Problem statement:
Please give the listing underneath again, exactly as shown.

▬▬▬▬▬▬

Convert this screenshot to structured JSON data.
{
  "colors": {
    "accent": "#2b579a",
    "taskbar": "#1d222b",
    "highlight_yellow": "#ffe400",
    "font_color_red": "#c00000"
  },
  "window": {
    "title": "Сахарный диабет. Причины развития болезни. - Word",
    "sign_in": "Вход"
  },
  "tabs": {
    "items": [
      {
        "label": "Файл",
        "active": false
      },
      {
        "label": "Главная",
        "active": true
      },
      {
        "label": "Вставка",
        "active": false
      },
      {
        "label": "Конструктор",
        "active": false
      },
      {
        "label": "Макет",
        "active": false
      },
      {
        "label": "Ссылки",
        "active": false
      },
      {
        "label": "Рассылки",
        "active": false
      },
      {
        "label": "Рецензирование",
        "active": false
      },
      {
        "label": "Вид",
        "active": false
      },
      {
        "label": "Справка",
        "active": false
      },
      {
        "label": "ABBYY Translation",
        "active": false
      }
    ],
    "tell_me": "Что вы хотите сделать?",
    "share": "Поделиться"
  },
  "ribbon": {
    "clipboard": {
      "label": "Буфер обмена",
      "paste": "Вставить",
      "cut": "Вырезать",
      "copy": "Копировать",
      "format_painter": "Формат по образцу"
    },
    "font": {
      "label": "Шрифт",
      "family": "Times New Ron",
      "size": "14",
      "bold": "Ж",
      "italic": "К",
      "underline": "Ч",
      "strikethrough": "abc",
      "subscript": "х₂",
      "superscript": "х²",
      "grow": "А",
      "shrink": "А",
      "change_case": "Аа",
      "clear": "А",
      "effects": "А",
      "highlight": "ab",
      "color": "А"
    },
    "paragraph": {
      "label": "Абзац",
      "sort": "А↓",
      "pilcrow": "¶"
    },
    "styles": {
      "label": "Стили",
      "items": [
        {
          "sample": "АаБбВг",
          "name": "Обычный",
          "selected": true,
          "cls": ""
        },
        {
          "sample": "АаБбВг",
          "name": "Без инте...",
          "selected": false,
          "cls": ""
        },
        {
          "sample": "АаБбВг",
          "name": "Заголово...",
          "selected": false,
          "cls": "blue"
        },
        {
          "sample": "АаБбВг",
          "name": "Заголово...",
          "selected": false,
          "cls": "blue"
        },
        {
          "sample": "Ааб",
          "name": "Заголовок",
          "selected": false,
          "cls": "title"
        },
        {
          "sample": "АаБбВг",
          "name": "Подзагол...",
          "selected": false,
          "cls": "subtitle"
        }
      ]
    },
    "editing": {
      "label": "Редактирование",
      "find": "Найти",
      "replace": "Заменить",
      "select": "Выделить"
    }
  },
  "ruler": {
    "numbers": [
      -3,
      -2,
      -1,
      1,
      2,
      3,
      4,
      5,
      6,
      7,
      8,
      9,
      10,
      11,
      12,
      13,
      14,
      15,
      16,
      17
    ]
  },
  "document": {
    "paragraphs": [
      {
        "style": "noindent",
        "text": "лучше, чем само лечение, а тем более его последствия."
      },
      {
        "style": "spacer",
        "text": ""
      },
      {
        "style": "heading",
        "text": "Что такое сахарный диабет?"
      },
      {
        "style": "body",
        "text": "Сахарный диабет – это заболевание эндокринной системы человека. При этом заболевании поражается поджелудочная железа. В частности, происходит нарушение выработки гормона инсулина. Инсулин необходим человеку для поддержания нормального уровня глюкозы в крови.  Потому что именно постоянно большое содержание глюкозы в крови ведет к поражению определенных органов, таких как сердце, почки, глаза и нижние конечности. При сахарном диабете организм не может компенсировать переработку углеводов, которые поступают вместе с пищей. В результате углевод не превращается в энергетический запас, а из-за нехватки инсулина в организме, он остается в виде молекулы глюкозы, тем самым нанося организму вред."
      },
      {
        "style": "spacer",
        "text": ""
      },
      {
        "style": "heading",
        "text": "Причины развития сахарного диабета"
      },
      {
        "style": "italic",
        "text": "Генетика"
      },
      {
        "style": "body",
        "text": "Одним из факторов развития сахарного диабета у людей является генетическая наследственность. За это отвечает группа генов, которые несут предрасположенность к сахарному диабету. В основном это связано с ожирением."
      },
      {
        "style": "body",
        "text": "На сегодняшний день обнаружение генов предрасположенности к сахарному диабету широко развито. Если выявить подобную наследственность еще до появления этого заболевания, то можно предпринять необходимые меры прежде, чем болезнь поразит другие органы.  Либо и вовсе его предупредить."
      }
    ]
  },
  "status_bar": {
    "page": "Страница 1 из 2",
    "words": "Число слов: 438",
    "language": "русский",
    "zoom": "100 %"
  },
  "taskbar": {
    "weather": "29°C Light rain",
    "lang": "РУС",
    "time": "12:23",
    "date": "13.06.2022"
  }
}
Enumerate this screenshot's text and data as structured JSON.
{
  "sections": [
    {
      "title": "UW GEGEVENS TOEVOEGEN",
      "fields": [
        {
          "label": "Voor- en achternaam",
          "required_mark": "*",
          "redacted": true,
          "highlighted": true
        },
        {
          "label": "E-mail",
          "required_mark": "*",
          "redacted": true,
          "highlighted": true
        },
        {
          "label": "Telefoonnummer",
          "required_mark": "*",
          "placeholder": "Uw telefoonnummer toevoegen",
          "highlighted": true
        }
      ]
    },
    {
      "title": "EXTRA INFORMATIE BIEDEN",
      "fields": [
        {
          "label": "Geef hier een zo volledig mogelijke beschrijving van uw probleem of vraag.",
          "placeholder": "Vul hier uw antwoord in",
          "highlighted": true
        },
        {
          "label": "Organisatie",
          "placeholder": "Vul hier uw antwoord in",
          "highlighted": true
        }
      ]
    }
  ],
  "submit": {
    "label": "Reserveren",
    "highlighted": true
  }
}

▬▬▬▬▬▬

Exercise answer:
Convert this screenshot to structured JSON data.
{
  "colors": {
    "accent": "#2b579a",
    "taskbar": "#1d222b",
    "highlight_yellow": "#ffe400",
    "font_color_red": "#c00000"
  },
  "window": {
    "title": "Сахарный диабет. Причины развития болезни. - Word",
    "sign_in": "Вход"
  },
  "tabs": {
    "items": [
      {
        "label": "Файл",
        "active": false
      },
      {
        "label": "Главная",
        "active": true
      },
      {
        "label": "Вставка",
        "active": false
      },
      {
        "label": "Конструктор",
        "active": false
      },
      {
        "label": "Макет",
        "active": false
      },
      {
        "label": "Ссылки",
        "active": false
      },
      {
        "label": "Рассылки",
        "active": false
      },
      {
        "label": "Рецензирование",
        "active": false
      },
      {
        "label": "Вид",
        "active": false
      },
      {
        "label": "Справка",
        "active": false
      },
      {
        "label": "ABBYY Translation",
        "active": false
      }
    ],
    "tell_me": "Что вы хотите сделать?",
    "share": "Поделиться"
  },
  "ribbon": {
    "clipboard": {
      "label": "Буфер обмена",
      "paste": "Вставить",
      "cut": "Вырезать",
      "copy": "Копировать",
      "format_painter": "Формат по образцу"
    },
    "font": {
      "label": "Шрифт",
      "family": "Times New Ron",
      "size": "14",
      "bold": "Ж",
      "italic": "К",
      "underline": "Ч",
      "strikethrough": "abc",
      "subscript": "х₂",
      "superscript": "х²",
      "grow": "А",
      "shrink": "А",
      "change_case": "Аа",
      "clear": "А",
      "effects": "А",
      "highlight": "ab",
      "color": "А"
    },
    "paragraph": {
      "label": "Абзац",
      "sort": "А↓",
      "pilcrow": "¶"
    },
    "styles": {
      "label": "Стили",
      "items": [
        {
          "sample": "АаБбВг",
          "name": "Обычный",
          "selected": true,
          "cls": ""
        },
        {
          "sample": "АаБбВг",
          "name": "Без инте...",
          "selected": false,
          "cls": ""
        },
        {
          "sample": "АаБбВг",
          "name": "Заголово...",
          "selected": false,
          "cls": "blue"
        },
        {
          "sample": "АаБбВг",
          "name": "Заголово...",
          "selected": false,
          "cls": "blue"
        },
        {
          "sample": "Ааб",
          "name": "Заголовок",
          "selected": false,
          "cls": "title"
        },
        {
          "sample": "АаБбВг",
          "name": "Подзагол...",
          "selected": false,
          "cls": "subtitle"
        }
      ]
    },
    "editing": {
      "label": "Редактирование",
      "find": "Найти",
      "replace": "Заменить",
      "select": "Выделить"
    }
  },
  "ruler": {
    "numbers": [
      -3,
      -2,
      -1,
      1,
      2,
      3,
      4,
      5,
      6,
      7,
      8,
      9,
      10,
      11,
      12,
      13,
      14,
      15,
      16,
      17
    ]
  },
  "document": {
    "paragraphs": [
      {
        "style": "noindent",
        "text": "лучше, чем само лечение, а тем более его последствия."
      },
      {
        "style": "spacer",
        "text": ""
      },
      {
        "style": "heading",
        "text": "Что такое сахарный диабет?"
      },
      {
        "style": "body",
        "text": "Сахарный диабет – это заболевание эндокринной системы человека. При этом заболевании поражается поджелудочная железа. В частности, происходит нарушение выработки гормона инсулина. Инсулин необходим человеку для поддержания нормального уровня глюкозы в крови.  Потому что именно постоянно большое содержание глюкозы в крови ведет к поражению определенных органов, таких как сердце, почки, глаза и нижние конечности. При сахарном диабете организм не может компенсировать переработку углеводов, которые поступают вместе с пищей. В результате углевод не превращается в энергетический запас, а из-за нехватки инсулина в организме, он остается в виде молекулы глюкозы, тем самым нанося организму вред."
      },
      {
        "style": "spacer",
        "text": ""
      },
      {
        "style": "heading",
        "text": "Причины развития сахарного диабета"
      },
      {
        "style": "italic",
        "text": "Генетика"
      },
      {
        "style": "body",
        "text": "Одним из факторов развития сахарного диабета у людей является генетическая наследственность. За это отвечает группа генов, которые несут предрасположенность к сахарному диабету. В основном это связано с ожирением."
      },
      {
        "style": "body",
        "text": "На сегодняшний день обнаружение генов предрасположенности к сахарному диабету широко развито. Если выявить подобную наследственность еще до появления этого заболевания, то можно предпринять необходимые меры прежде, чем болезнь поразит другие органы.  Либо и вовсе его предупредить."
      }
    ]
  },
  "status_bar": {
    "page": "Страница 1 из 2",
    "words": "Число слов: 438",
    "language": "русский",
    "zoom": "100 %"
  },
  "taskbar": {
    "weather": "29°C Light rain",
    "lang": "РУС",
    "time": "12:23",
    "date": "13.06.2022"
  }
}
Enumerate this screenshot's text and data as structured JSON.
{
  "sections": [
    {
      "title": "UW GEGEVENS TOEVOEGEN",
      "fields": [
        {
          "label": "Voor- en achternaam",
          "required_mark": "*",
          "redacted": true,
          "highlighted": true
        },
        {
          "label": "E-mail",
          "required_mark": "*",
          "redacted": true,
          "highlighted": true
        },
        {
          "label": "Telefoonnummer",
          "required_mark": "*",
          "placeholder": "Uw telefoonnummer toevoegen",
          "highlighted": true
        }
      ]
    },
    {
      "title": "EXTRA INFORMATIE BIEDEN",
      "fields": [
        {
          "label": "Geef hier een zo volledig mogelijke beschrijving van uw probleem of vraag.",
          "placeholder": "Vul hier uw antwoord in",
          "highlighted": true
        },
        {
          "label": "Organisatie",
          "placeholder": "Vul hier uw antwoord in",
          "highlighted": true
        }
      ]
    }
  ],
  "submit": {
    "label": "Reserveren",
    "highlighted": true
  }
}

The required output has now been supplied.